The stench of sulfur would never wash out of her hair, the night elf thought to herself. She worshiped the spirits of living nature, and while fire had its place within the elemental order, finding herself in the bowels of an active and magically-charged volcano had never been on her bucket list. The constant heat and frequent earthquakes made her uneasy at best.
“First we climb to the top of this godsawful spire to have a look at the dragons, and now we’re diving into its depths? For what, just to say we did?” asked one of her companions, a surly human armed with a well-worn tower shield and almost comically oversized sword. It was a wonder he had any peripheral vision at all with the size of his pauldrons. “This was the stupidest idea we’ve had yet.”
“At least there’s haven’t been any real monsters of note,” offered one of the party’s two gnomes, mystical charms and bangles adorning her arcane robes. “I would have thought a place like this would be crawling with nasties.”
“Over here!” the other gnome called out. “This old corpse has some pretty nice-looking armour!” The body, likely once belonging to a human, had been scorched from head to toe, but their shiny breastplate and gauntlets looked as good as new. He pointed to the soot marks on all sides of the boulder behind which the body lay. “Looks like they tried to take shelter. Didn’t find it.”
The night elf wrinkled her nose. “You’d check his pockets for gold, if he had any.”
“They all got burned off on account of the fire. Besides, it’s not like he’s going to use the money.”
The argument about respecting the dead—one they’d had on many occasions—was cut short by a sharp whistle by the well-armed human. “You’ll all want to see this.” He gestured to a cavern around a small, twisting passageway.
Pits of ruddy lava bubbles and boiled, the air filled with a sulphuric stench reminiscent of a breakfast they’d once been served by a country innkeeper in Loch Modan—two years later and none in the party had ordered eggs for breakfast since.
The walls of the cavern pulsed with the uneven glow of the belching lava pits, enough for the group to make out a thin, but traversable, pathway to the other side. Lumps of cooled rock were everywhere, which would make the terrain difficult, but a slow and steady pace should see them through.
“Well, if there’s anything of value in this dump, it’ll be through there,” the female Gnome stated matter-of-factly, gesturing to the far tunnel opening. “We just have to not die of stench miasma in the mean time.”
The human shook his head at his diminutive companion and began advancing, watching his step on the loose rock and rubble that seemed to cover the first part of the path.
The party made an uncomfortable trek, with lava on all sides, one-quarter of the way across the chamber when the warrior held them up short. “These aren’t lumps,” he frowned, considering. “Look closely, these were people.”
True to his word, what from afar had appeared to be assorted lumps or collections of cooled rock, maybe ejecta from the pools, were in face bodies burned beyond any possible recognition, their weapons and armour melted from incredible heat.
“This is the part where we run, right?” the male Gnome suggested, already turning back to the cavern entrance.
“Who dares disturb my slumber—“ a voice rumbled from the very rock walls of the vast underground room. “More looters, hunting glory and treasure?

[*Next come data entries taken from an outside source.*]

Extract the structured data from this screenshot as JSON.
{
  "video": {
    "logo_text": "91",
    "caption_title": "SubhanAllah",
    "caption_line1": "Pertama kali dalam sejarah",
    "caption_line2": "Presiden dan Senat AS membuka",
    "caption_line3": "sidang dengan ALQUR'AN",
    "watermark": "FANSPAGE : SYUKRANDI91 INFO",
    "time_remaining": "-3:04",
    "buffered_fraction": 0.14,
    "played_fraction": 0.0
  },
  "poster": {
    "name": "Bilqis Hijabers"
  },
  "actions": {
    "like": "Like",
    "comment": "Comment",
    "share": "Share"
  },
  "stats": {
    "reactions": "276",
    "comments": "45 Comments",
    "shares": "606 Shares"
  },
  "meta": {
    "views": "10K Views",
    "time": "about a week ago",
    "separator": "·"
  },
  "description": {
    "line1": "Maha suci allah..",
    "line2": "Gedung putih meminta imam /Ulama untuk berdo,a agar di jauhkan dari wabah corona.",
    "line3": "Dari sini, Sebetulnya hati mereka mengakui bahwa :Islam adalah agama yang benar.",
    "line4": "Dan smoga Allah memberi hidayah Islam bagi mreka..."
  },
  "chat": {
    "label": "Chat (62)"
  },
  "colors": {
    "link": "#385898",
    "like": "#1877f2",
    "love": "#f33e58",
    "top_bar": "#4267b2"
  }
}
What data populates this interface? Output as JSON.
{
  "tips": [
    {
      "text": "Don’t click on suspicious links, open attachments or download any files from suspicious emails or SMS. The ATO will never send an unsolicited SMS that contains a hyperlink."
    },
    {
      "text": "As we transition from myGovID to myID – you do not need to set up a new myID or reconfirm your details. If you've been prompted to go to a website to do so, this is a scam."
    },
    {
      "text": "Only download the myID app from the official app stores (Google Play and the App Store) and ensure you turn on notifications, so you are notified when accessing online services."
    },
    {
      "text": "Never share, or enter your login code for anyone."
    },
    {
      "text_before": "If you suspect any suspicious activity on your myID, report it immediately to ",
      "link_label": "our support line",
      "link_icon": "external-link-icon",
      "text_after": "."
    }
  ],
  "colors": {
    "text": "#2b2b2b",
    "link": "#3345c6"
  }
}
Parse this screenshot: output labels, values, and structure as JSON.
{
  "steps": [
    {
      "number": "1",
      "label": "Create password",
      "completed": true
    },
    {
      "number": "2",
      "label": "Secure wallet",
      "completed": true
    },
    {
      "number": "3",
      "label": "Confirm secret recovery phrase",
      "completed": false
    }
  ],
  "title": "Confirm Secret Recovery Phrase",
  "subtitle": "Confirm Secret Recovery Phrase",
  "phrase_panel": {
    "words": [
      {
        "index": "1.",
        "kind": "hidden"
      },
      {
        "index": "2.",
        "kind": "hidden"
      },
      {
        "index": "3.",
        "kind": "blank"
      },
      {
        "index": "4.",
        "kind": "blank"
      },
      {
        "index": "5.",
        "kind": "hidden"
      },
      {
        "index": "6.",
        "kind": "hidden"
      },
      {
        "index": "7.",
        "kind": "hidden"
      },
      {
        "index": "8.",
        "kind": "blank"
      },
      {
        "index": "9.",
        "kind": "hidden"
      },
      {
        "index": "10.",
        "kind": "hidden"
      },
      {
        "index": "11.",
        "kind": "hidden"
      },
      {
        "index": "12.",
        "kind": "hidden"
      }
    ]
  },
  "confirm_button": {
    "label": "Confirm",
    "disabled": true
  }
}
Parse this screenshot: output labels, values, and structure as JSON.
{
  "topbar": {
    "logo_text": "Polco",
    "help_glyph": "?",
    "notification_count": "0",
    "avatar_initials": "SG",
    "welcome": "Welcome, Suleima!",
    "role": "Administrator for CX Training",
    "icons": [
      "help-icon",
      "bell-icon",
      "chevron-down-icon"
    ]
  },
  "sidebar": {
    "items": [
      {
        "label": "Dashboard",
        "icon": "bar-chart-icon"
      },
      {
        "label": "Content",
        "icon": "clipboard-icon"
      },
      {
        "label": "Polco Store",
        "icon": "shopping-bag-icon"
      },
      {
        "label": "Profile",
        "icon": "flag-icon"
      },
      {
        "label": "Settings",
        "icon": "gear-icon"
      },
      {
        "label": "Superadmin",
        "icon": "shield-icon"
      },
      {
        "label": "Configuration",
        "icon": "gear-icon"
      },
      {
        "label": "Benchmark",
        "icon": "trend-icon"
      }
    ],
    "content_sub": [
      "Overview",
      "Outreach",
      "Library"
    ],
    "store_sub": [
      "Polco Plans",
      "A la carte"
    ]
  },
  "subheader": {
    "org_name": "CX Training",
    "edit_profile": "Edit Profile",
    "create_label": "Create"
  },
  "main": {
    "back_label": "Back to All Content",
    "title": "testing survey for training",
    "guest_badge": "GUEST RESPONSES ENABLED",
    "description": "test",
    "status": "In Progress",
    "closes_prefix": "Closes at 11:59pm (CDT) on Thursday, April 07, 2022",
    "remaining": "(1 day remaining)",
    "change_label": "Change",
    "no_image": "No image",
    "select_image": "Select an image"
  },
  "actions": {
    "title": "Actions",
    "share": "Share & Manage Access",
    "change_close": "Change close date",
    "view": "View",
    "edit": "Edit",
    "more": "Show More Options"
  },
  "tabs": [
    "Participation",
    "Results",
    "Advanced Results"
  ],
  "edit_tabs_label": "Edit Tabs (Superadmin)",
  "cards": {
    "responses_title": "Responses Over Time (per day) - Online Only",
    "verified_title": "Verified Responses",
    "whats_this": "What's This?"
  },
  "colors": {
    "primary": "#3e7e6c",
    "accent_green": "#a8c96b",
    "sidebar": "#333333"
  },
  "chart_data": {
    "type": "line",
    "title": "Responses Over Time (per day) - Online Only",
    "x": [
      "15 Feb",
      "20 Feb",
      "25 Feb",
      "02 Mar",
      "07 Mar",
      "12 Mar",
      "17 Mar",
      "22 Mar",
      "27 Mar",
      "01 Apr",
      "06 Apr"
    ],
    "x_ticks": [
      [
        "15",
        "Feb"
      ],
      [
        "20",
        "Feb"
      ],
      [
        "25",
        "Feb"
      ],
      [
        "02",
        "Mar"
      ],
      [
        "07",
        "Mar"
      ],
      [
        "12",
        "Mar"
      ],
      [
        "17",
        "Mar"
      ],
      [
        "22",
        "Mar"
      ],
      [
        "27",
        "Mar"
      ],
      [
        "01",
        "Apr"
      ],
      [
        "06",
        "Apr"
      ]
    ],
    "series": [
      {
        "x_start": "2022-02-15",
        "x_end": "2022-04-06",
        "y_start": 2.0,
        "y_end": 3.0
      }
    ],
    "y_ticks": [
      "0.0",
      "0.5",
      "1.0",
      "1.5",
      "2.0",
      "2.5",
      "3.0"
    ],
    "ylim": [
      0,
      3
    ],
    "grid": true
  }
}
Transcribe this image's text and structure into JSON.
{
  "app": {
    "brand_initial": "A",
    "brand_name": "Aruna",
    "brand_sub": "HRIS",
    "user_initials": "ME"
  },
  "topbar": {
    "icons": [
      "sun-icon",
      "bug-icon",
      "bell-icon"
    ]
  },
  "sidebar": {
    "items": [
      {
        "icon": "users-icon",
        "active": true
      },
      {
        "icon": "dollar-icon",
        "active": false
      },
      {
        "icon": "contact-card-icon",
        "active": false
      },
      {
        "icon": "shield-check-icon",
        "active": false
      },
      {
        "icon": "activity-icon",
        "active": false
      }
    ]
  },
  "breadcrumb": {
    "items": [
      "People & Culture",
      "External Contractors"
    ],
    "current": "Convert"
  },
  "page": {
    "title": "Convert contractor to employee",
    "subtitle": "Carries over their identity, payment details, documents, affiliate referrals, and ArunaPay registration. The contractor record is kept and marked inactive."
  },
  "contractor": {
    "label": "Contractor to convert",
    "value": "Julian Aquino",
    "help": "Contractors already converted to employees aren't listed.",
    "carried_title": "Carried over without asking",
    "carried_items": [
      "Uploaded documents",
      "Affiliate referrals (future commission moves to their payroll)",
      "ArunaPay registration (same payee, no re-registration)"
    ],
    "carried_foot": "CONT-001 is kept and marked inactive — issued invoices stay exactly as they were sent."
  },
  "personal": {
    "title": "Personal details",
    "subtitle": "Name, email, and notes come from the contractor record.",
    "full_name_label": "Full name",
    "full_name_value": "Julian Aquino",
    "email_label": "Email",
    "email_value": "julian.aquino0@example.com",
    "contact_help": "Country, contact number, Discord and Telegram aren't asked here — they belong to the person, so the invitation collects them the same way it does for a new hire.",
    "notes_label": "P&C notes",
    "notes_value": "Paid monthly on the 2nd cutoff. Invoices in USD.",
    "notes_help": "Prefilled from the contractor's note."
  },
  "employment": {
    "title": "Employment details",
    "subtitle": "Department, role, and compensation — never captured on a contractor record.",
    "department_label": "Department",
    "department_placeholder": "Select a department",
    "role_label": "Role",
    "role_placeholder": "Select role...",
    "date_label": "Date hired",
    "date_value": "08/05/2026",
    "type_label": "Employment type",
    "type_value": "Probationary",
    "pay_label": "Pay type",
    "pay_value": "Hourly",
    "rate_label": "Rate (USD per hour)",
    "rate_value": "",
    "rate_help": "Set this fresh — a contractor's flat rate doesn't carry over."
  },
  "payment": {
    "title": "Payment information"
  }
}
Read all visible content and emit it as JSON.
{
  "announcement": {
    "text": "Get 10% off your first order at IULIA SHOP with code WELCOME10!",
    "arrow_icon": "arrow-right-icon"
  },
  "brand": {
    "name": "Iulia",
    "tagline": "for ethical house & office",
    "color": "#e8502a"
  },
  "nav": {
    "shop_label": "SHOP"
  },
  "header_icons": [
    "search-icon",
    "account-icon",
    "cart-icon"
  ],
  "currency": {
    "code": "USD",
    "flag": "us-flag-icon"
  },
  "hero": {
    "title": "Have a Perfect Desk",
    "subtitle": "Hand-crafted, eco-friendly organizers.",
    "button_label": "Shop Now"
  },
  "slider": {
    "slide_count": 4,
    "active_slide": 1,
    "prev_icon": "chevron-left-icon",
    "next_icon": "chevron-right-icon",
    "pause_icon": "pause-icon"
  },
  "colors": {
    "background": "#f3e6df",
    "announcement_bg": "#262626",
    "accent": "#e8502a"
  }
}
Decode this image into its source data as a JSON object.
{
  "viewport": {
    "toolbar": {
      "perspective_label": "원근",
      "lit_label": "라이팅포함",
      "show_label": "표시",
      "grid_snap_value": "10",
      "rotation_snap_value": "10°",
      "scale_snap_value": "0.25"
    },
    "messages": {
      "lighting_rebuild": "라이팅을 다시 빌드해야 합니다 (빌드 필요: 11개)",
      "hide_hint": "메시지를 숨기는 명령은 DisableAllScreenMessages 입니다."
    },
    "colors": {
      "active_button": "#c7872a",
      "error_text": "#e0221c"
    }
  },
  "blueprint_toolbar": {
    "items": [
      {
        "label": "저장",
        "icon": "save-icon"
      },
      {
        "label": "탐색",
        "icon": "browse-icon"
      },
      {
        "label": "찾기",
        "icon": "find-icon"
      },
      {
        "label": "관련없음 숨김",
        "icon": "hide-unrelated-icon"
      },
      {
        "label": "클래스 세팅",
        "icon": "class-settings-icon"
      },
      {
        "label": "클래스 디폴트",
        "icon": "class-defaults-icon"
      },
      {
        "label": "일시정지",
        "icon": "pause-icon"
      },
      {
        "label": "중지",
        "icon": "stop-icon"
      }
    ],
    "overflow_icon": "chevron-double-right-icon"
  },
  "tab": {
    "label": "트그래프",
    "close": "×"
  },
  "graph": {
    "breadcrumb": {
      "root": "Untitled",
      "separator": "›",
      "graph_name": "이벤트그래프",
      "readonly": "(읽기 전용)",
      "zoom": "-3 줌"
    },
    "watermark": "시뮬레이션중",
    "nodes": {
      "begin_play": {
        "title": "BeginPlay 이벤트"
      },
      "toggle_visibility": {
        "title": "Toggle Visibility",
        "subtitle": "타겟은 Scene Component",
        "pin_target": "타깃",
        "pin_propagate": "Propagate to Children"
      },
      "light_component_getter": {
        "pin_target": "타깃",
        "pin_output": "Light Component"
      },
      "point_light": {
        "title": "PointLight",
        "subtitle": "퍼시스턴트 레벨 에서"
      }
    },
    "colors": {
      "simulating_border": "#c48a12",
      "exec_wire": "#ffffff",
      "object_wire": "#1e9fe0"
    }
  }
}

Or are you sycophants, supplicants, pledging your life to my service?”
“Dread one,” the night elf jumped in with reply, thinking quickly. “We have come to know of your exploits, your conquests through the legends of our people.” She lies well when pressed, it appeared. “What shall we call you as we seek to bring word of your deeds to far-off places?”
“Pitiful mortal,” the voice rumbled, the sound of stone grating against stone. “You are the same as those who have come before.”
The lava pools all around the group began to froth and seethe, as if boiling of their own accord.
“You will tell no-one, because you will not leave this place alive!” Many of the pits overflowed, trapping the party on a tiny island of relative safety as the rest of the path disappeared beneath the flowing, molten rock. From the newly-formed lake a bulge grew, as if something truly massive were rising from the immeasurably scorching depths beneath. T
he tips of bright horns appeared at first, almost a crown for the animate force of nature that continued to grow, to tower above the helpless explorers.
“I am Ragnaros, god of fire and flame, patriarch of the elementals, and lord-all of the Molten Core.” His face was a twisted mockery of their own, burning lava eyes and mouth in a countenance of oozing rock. “And now, you shall burn!”
“Ah hell,” the Gnomes said in unison.
Header image by Blizzard Entertainment, promotional material for World of Warcraft